In the name of Christ, the light that shines in our hearts…

My step-father was a pharmacist’s mate on a Navy ship in the South Pacific. He witnessed first-hand the ravages of war, and patched up the ones he could. He left World War II with Post-Traumatic Stress Disorder that went undiagnosed till he was in his 70s. If he had any faith in God, he lost it during the war. He lived most of his life in negativity and anger - a cynical dark cloud. He wondered, “If there is a God, why is he out to get me?” Needless to say, he and I had a very rocky relationship.
At the age of 82, he had surgery to replace one of his heart valves. During the surgery, he suffered a stroke and nearly died. It was several days before he was able to speak, but when he did, he exclaimed how happy he was to be alive, how grateful he was to God. He was eager to regain his speech because he wanted to talk to me about God. He knew now that God was looking out for him, that God was taking care of him and of everything else. He was unafraid to die, and unafraid to live. He somehow glowed in the presence of God.
The Greek word, metamorphao, from which "transfiguration" is translated, refers both to outwardly visible transformation, and to that which is invisible to the physical eye, that which is deep inside. In fact, I think they go together. I think that we glow outwardly, when we've been inwardly transformed by a close encounter with God.
I’m sure I glowed as well in that moment, after encountering Arlo in his transfigured state. I’m sure that our later conversations put each of us in the presence of God. Inside each person is that spark of divinity, implanted at our creation in God’s image, and rekindled when God became human and walked among us. Each of us is capable of being a transformative, transfigurative presence for each other, and each of us is capable of recognizing that presence of God in each other. But we must be willing to bare our souls of their protective covering in order to listen to each other’s hearts. When two souls are bared, the magnificence that exists between the two is a divine relationship, God is right there, and it glows.
What have been the important transformations in your life, or ones that you’ve witnessed in others? Is it recovery from addiction and the mending of a life, the healing of a relationship, recovery from physical or mental illness? What about a young person who was just headed in the wrong direction who suddenly turns a corner and rights themselves? Even someone who is suffering with illness, who is finally able to die a peaceful death. All of these experiences are transformative and transfiguring, for those who experience them and for those who witness them. These are places where we’re likely to encounter God, and most likely to let God into our lives. This is where we’re most likely to give God the glory for this transformation, because we realize that it didn’t happen by accident, and that we ourselves didn’t do it alone. We see the face of God shining in the community that supports us, in the professionals who guide us, in our families and friends, and even in ourselves. But while it may be tempting to stay there on the mountain, basking in the glow of Christ’s face, to build dwellings and stay there forever, these are the very moments that we’re called to share. We have to go down the mountain and tell of what we’ve experienced, so that others might bask in that glow as well.

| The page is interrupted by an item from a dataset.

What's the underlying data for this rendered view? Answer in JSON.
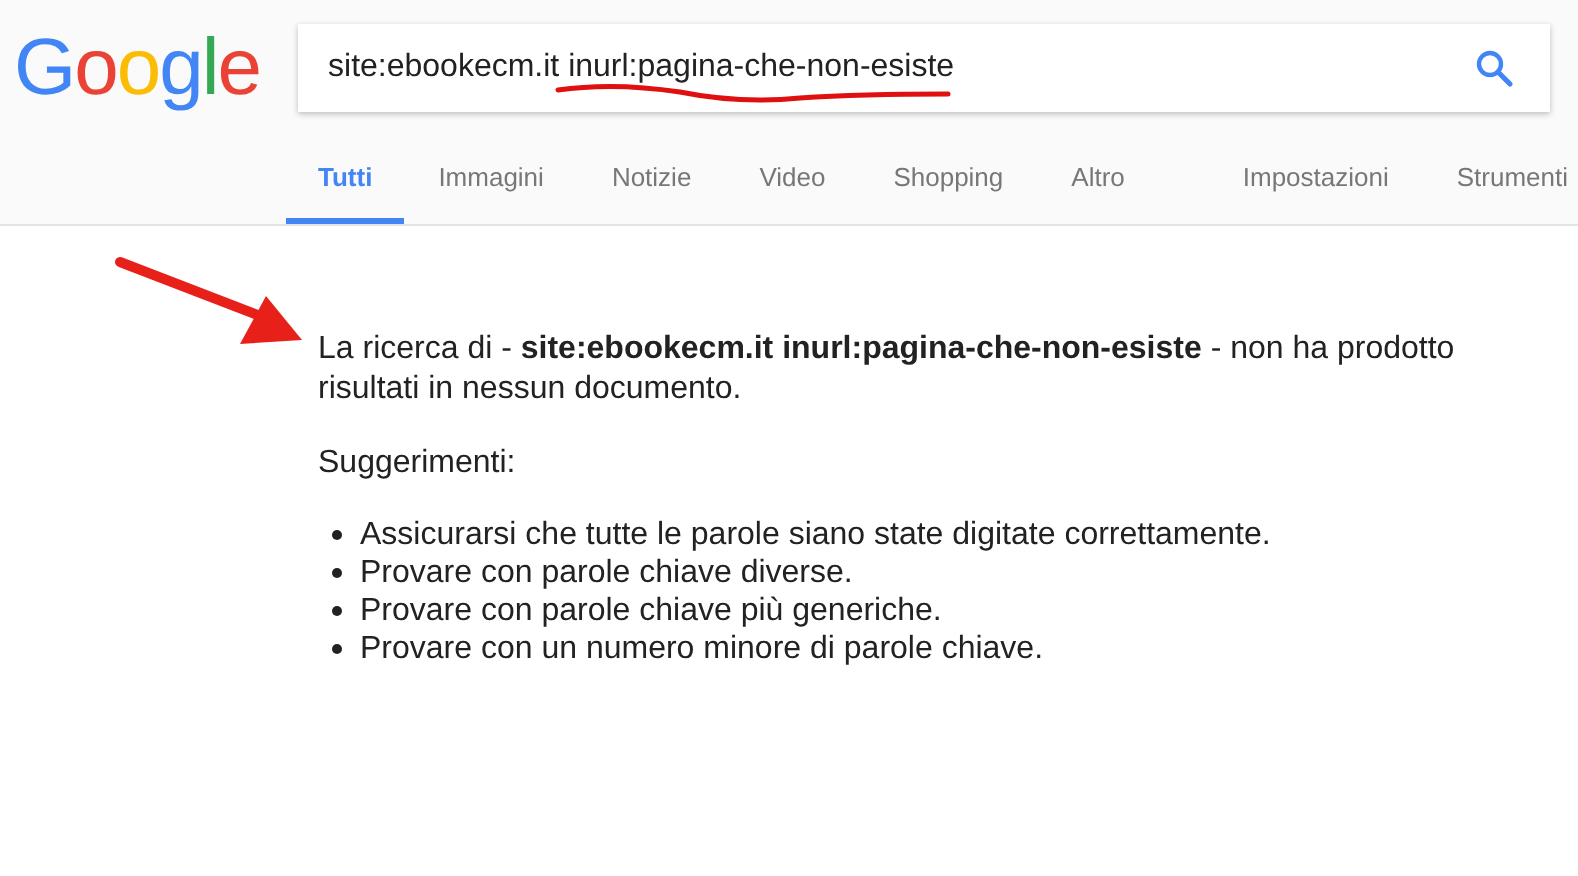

As we enter into Lent, that season when we try to go deeper with God, let’s see if we can learn to notice God’s transformative glow within ourselves, within each other, and in the people we meet in our everyday lives. And let’s be sure to share our mountain-top experiences, so that Christ can glow right here within us, amongst us and between us.
Amen.

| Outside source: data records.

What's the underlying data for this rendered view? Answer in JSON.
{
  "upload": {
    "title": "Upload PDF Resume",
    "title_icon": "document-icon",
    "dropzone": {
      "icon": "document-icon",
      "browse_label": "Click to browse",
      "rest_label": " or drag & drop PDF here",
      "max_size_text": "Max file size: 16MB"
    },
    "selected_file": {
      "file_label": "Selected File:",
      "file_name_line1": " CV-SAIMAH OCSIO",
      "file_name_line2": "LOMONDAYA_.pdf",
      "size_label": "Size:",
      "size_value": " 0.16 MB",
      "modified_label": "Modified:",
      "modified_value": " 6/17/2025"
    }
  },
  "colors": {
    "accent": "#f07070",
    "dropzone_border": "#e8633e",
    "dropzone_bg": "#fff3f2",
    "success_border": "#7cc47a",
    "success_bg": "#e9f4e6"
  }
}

Saint John’s Episcopal Church

237 Pleasant StreetFranklin, MA 02038508.528.2387stjohns.franklin@verizon.netParish Profile